May 13, 1792
Almost exactly 150 years beforehand, in 1642 ,while Abel Tasman was being the first European to land on the Tasmanian Soil ( he named it Anthoonij van Diemenslandt or Van Diemen’s Land) one of his crew discovered tracks described as being not too different from those of a tiger.
However it was Jacques-Julian who got the first proper look at the animal, an almost dog like creature, that was just over a metre long, stood about 60cm high at the shoulder, was grey brown in colour, had a pouch, and a number of black stripes along its back.
Unfortunately, the Thylacine would become extinct less than 100 years later, the last one killed in the wild in 1930, and the last one dying in captivity in 1936. The saddest part of the Thylacines extinction was that it was finally granted protected species status just 59 days before 'Benjamin', the last of its kind, died from exposure after being locked out of its covered sleeping enclosure at the Hobart Zoo.
Still there is hope, with reported sightings of the Thylacine in the Tasmanian wilderness, it is thought the species may continue to live and has become one of Australia's signature cryptids.
May 16, 1975
Armistead was a nurse at Kaiser Hospital, and did have pregnancy on her medical charts, but many had dismissed this as at the age of 44, many thought Armistead too old. It got more mysterious when doctors gave her an examination and could not find any evidence that she had in fact given birth to the newborn, or any baby at all.
Before long the truth became clear when the body of 28 year old Kathryn Viramontes was discovered in an apartment, and the baby she was soon due to give birth too was missing. The killer had sliced open the victim’s abdomen, removing the newborn from her womb.
Norma Jean Armistead was found guilty of the murder. It was discovered that 9 months earlier she had made a false report on her pregnancy. Later she went through pregnant women’s records to find one due to give birth at the correct time, travelled to her house and murdered her. After a plea of insanity was dismissed, Armistead was sent to prison for life.

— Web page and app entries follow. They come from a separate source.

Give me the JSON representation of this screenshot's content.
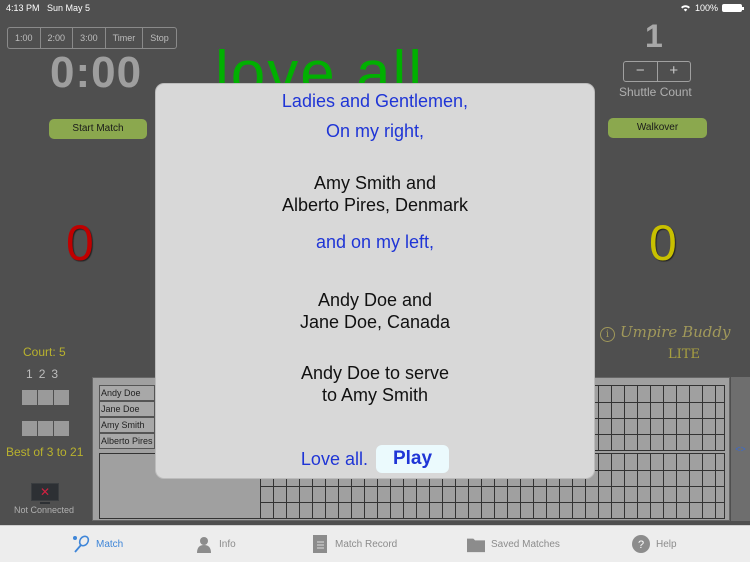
{
  "status_bar": {
    "time": "4:13 PM",
    "date": "Sun May 5",
    "battery": "100%"
  },
  "timer_controls": {
    "options": [
      "1:00",
      "2:00",
      "3:00",
      "Timer",
      "Stop"
    ]
  },
  "clock": "0:00",
  "announcement_bg": "love  all",
  "buttons": {
    "start_match": "Start Match",
    "walkover": "Walkover"
  },
  "shuttle": {
    "count": "1",
    "minus": "−",
    "plus": "+",
    "label": "Shuttle Count"
  },
  "scores": {
    "left": "0",
    "right": "0",
    "left_color": "#c00000",
    "right_color": "#c8c000"
  },
  "brand": {
    "name": "Umpire Buddy",
    "edition": "LITE",
    "info_glyph": "i"
  },
  "match_info": {
    "court": "Court: 5",
    "game_numbers": [
      "1",
      "2",
      "3"
    ],
    "format": "Best of 3 to 21",
    "connection": "Not Connected",
    "connection_glyph": "✕"
  },
  "scoresheet": {
    "players": [
      "Andy Doe",
      "Jane Doe",
      "Amy Smith",
      "Alberto Pires"
    ],
    "nav_label": "<>"
  },
  "dialog": {
    "intro": "Ladies and Gentlemen,",
    "right_intro": "On my right,",
    "right_team_line1": "Amy Smith and",
    "right_team_line2": "Alberto Pires, Denmark",
    "left_intro": "and on my left,",
    "left_team_line1": "Andy Doe and",
    "left_team_line2": "Jane Doe, Canada",
    "serve_line1": "Andy Doe to serve",
    "serve_line2": "to Amy Smith",
    "love_all": "Love all.",
    "play_button": "Play"
  },
  "tabbar": {
    "active": "Match",
    "tabs": [
      {
        "label": "Match",
        "icon": "racket-shuttle-icon"
      },
      {
        "label": "Info",
        "icon": "people-icon"
      },
      {
        "label": "Match Record",
        "icon": "list-document-icon"
      },
      {
        "label": "Saved Matches",
        "icon": "folder-icon"
      },
      {
        "label": "Help",
        "icon": "question-icon"
      }
    ]
  }
}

May 17, 1902
Two years later, in 1902, Archaeologist Spyridon (or Valerios Stais) discovered one of the chunks of rock had a corroded gear wheel embedded in it. After more analysis, including x-rays and gamma ray imaging, it was discovered that quite a complex device was located within the corroded mess of bronze and wood. Other parts of the device were found, and soon, with a bit of educated 'guess' work and hard engineering science, a more complete picture of the device, now called the 'Antikythera Device' was formed.
It is believed the device dates back from the first century BC, possibly older, and is made up of some 30 gears, possibly more that were lost, and is a one of a kind find being that such engineering was not seen again until some 14 centuries later.
It is believed that the device is a hand operated astronomical clock that measures the motions of the stars and planets. Although the devices function is not 100% confirmed, it is the intricate construction that is baffling, it is reason to cause a rethink in just what humans were capable of back in those days.
May 19, 1780
The darkness was by no means limited to those around New York, but rather all of the New England States and parts of Canada.
Many saw this unnatural darkness as a forewarning of an impending apocalyptic scenario – the end of the world perhaps?
A Religious view to the events saw it as signs of the return of Christ, especially when night fell and the moon and the stars were also obscured.
It was not until the middle of that night that the moon and the stars became visible.
This day was afterwards known as New England’s Dark Day. There were no astronomical events taking place at the time, no eclipses or anything like that. So what caused the unnatural darkness?
The most popular theory is that it may have been smoke from an overly large bushfire obscuring the light of the sun. This theory is not 100% proven, and if it is not the reason for the darkness then what was?